• WHAT IS BEING ASKED
As you look over the data below, please find each line where the word "battery" appears, then copy it.

• RECORDS
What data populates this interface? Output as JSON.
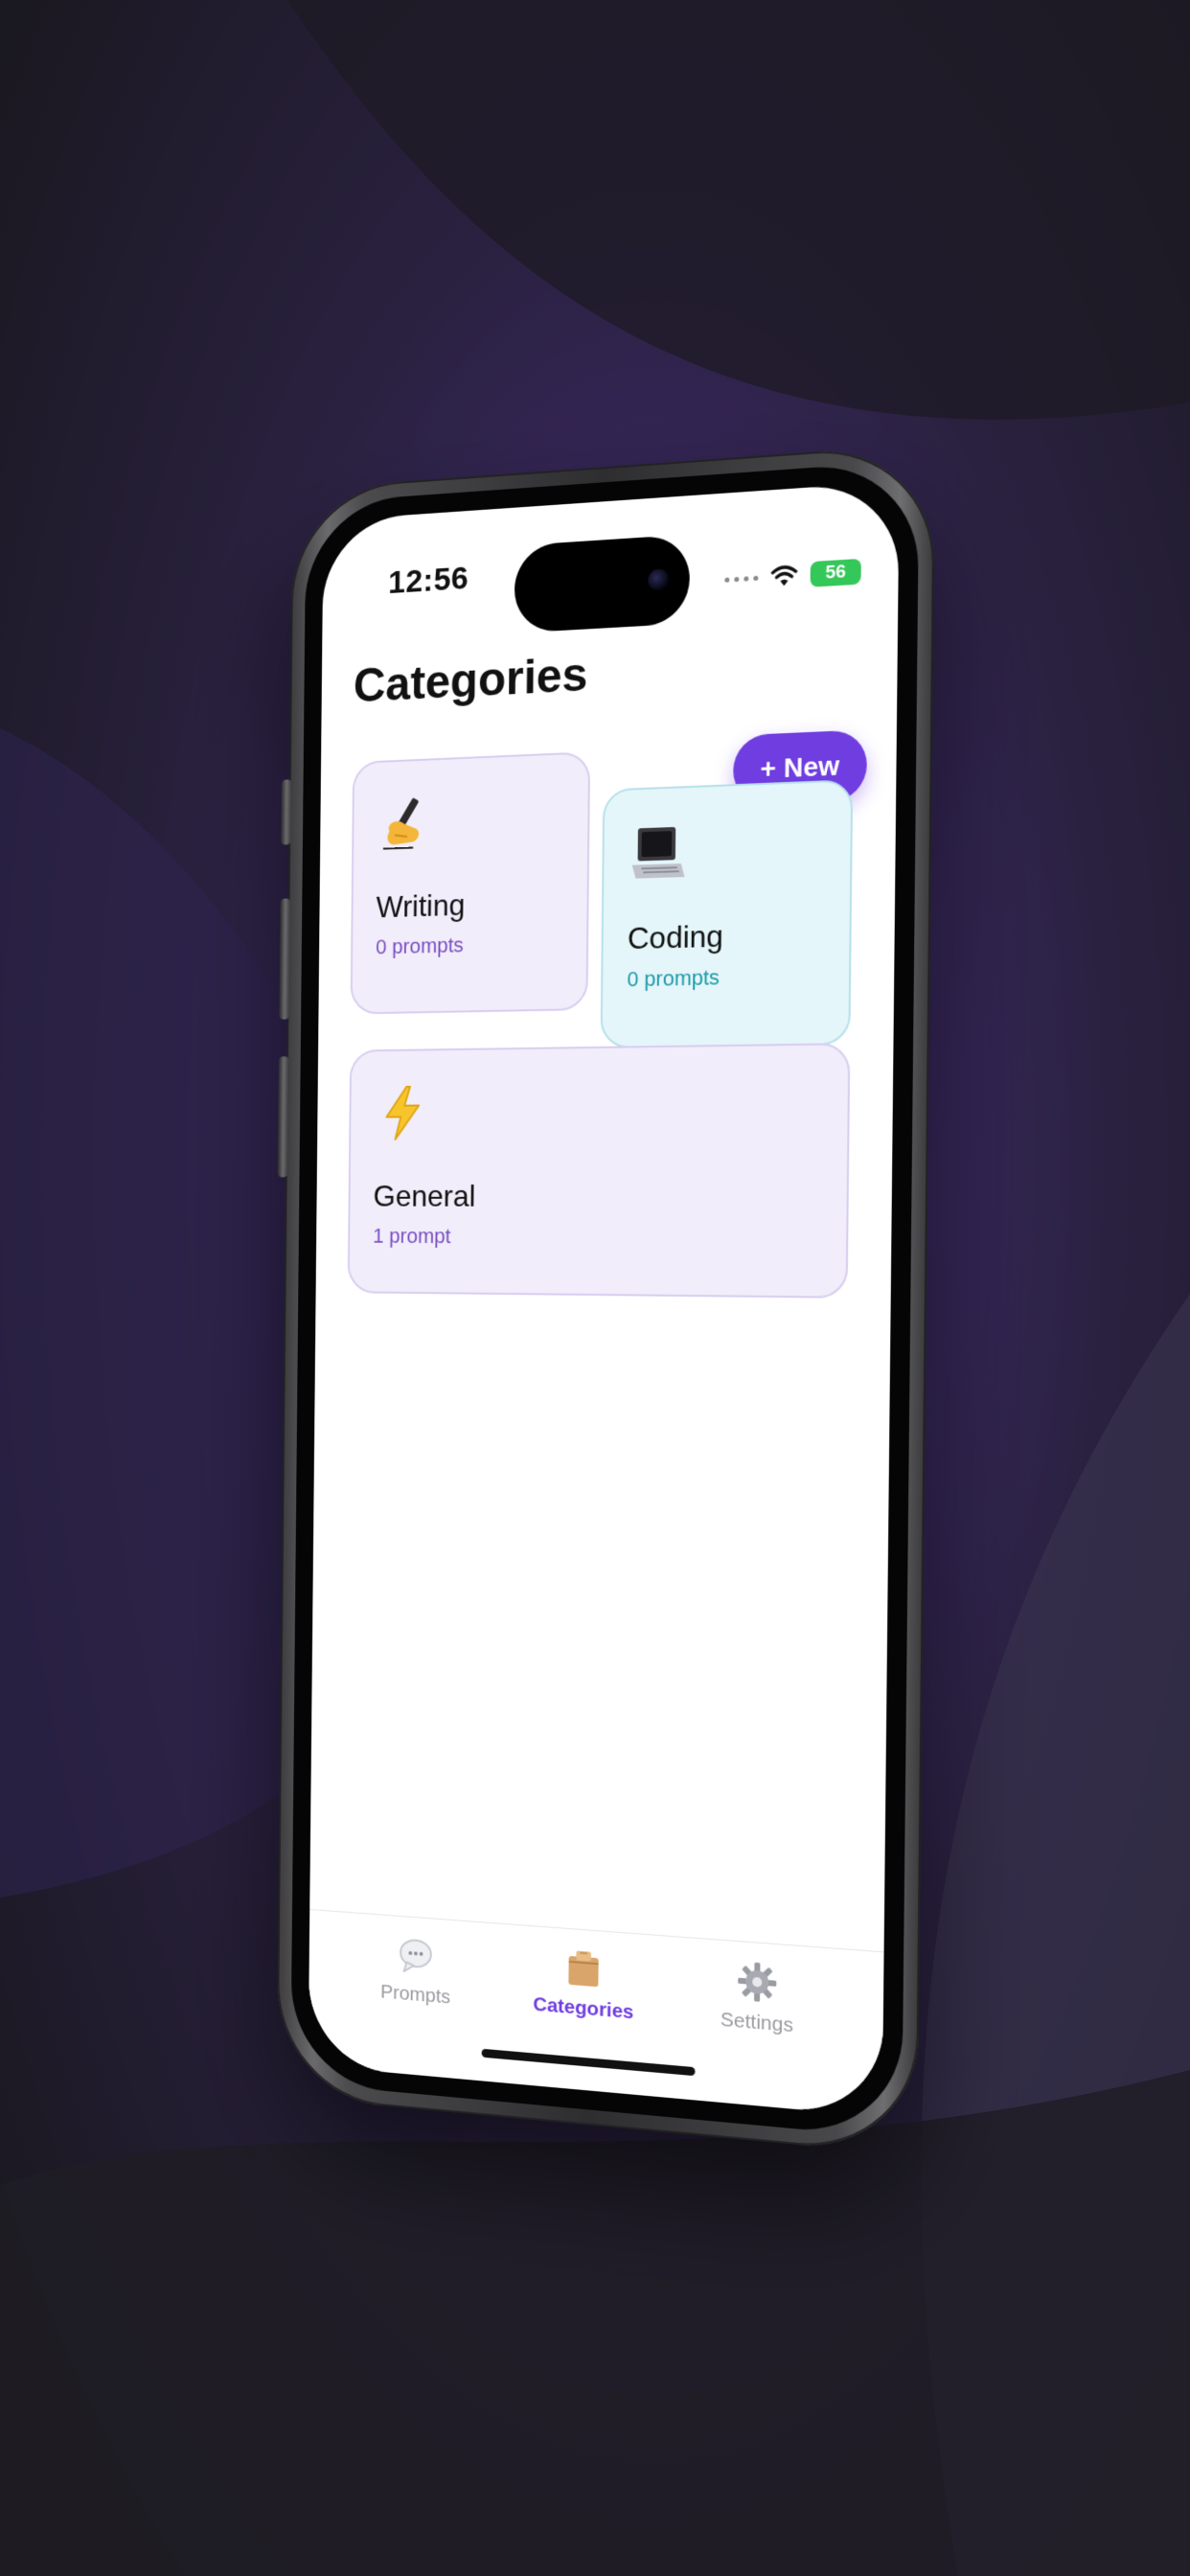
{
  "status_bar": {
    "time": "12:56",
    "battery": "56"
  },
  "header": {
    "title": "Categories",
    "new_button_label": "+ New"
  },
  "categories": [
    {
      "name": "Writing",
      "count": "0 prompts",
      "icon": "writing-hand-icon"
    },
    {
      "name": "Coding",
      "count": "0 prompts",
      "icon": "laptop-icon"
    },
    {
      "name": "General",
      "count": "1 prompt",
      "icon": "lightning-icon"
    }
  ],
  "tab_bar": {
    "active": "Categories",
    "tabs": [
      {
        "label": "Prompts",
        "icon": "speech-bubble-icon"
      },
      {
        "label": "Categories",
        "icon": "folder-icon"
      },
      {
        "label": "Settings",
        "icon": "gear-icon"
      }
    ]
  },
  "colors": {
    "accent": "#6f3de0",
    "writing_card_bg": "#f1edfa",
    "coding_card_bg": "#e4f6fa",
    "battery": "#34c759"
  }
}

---

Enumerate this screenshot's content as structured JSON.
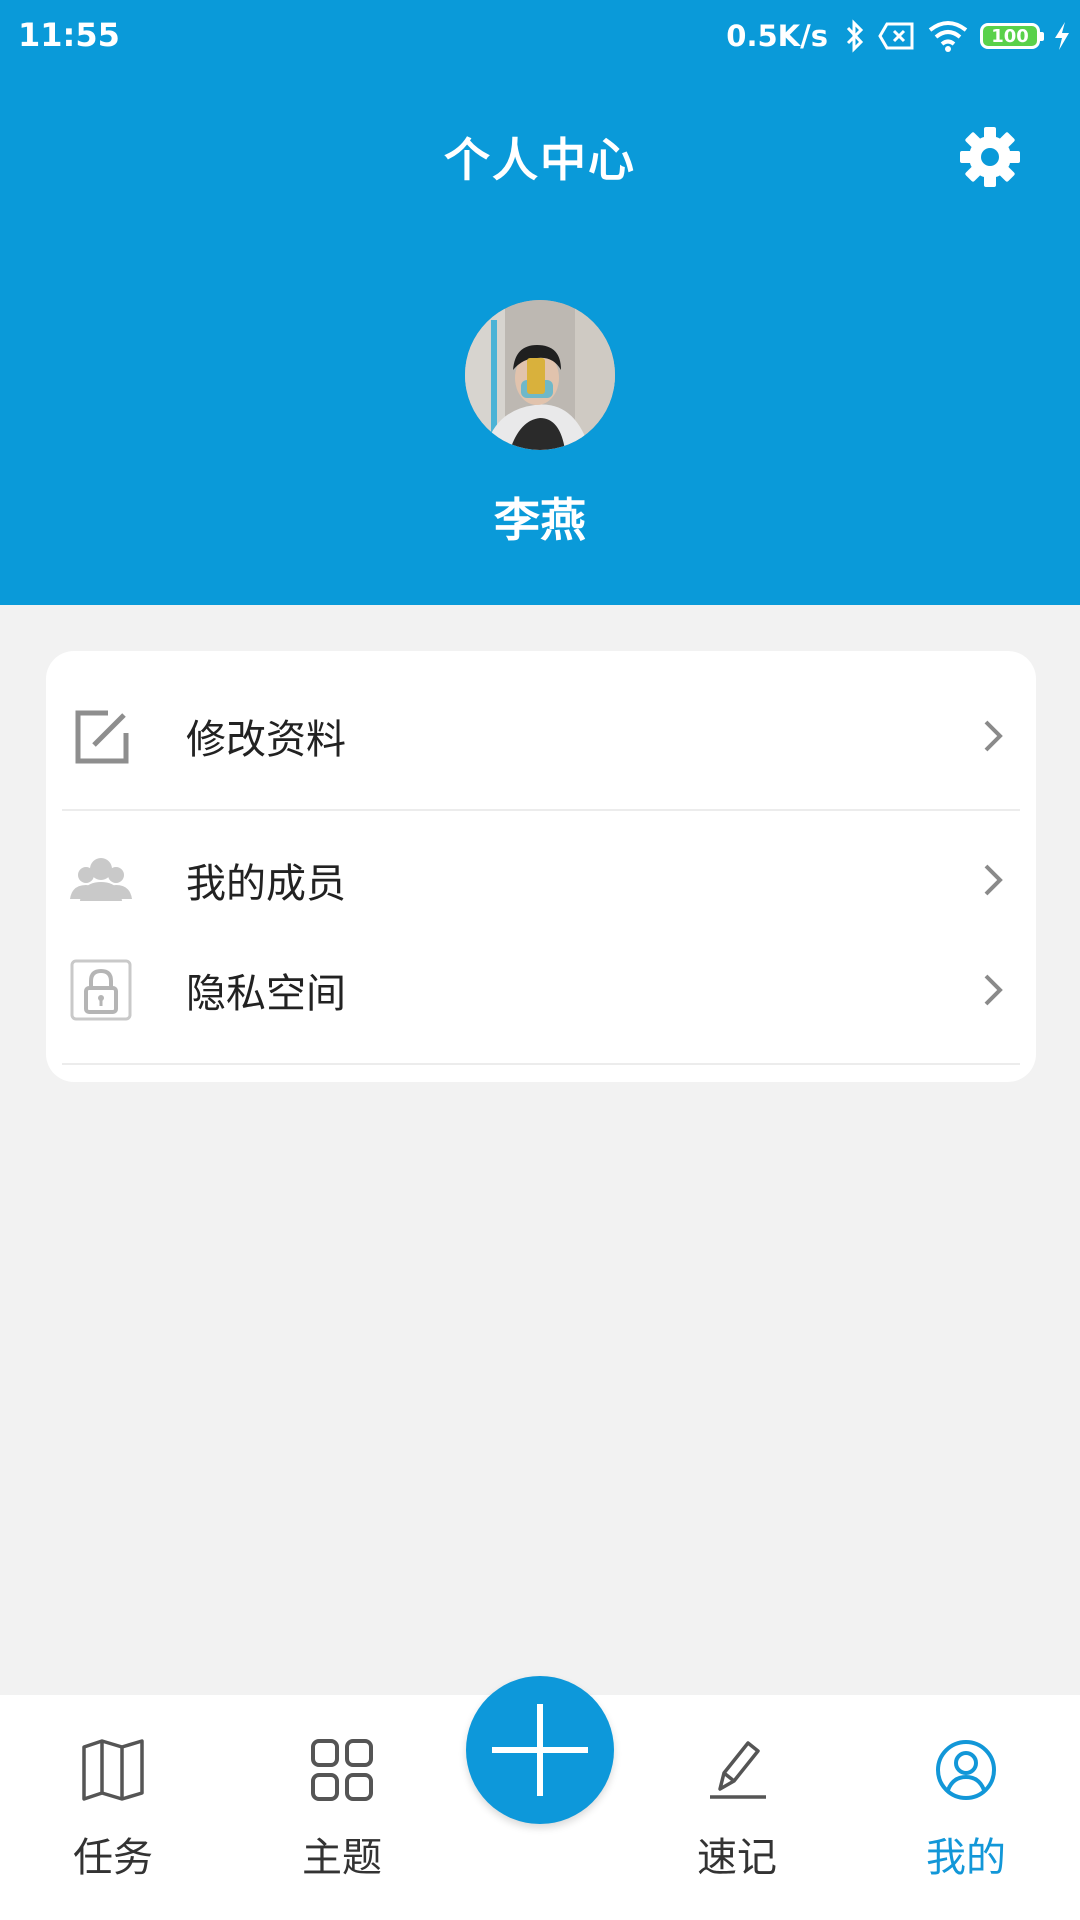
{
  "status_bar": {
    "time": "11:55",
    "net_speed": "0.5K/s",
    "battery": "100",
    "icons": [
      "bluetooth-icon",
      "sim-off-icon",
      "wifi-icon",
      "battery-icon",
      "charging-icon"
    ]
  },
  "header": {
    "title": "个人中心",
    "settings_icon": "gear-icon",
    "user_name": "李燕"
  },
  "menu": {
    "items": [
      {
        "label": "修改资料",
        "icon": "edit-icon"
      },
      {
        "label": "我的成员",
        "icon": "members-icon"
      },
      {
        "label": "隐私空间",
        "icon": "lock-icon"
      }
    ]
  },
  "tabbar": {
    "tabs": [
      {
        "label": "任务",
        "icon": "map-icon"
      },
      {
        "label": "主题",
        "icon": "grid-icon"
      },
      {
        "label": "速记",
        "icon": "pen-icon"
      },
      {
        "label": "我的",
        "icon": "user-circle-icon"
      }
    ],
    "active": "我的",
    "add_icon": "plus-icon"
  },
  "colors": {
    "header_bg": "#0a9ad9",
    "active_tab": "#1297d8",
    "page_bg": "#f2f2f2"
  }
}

• EXERCISE SOLUTION
    "battery": "56"
    "battery": "#34c759"
    "battery": "100",
      "battery-icon",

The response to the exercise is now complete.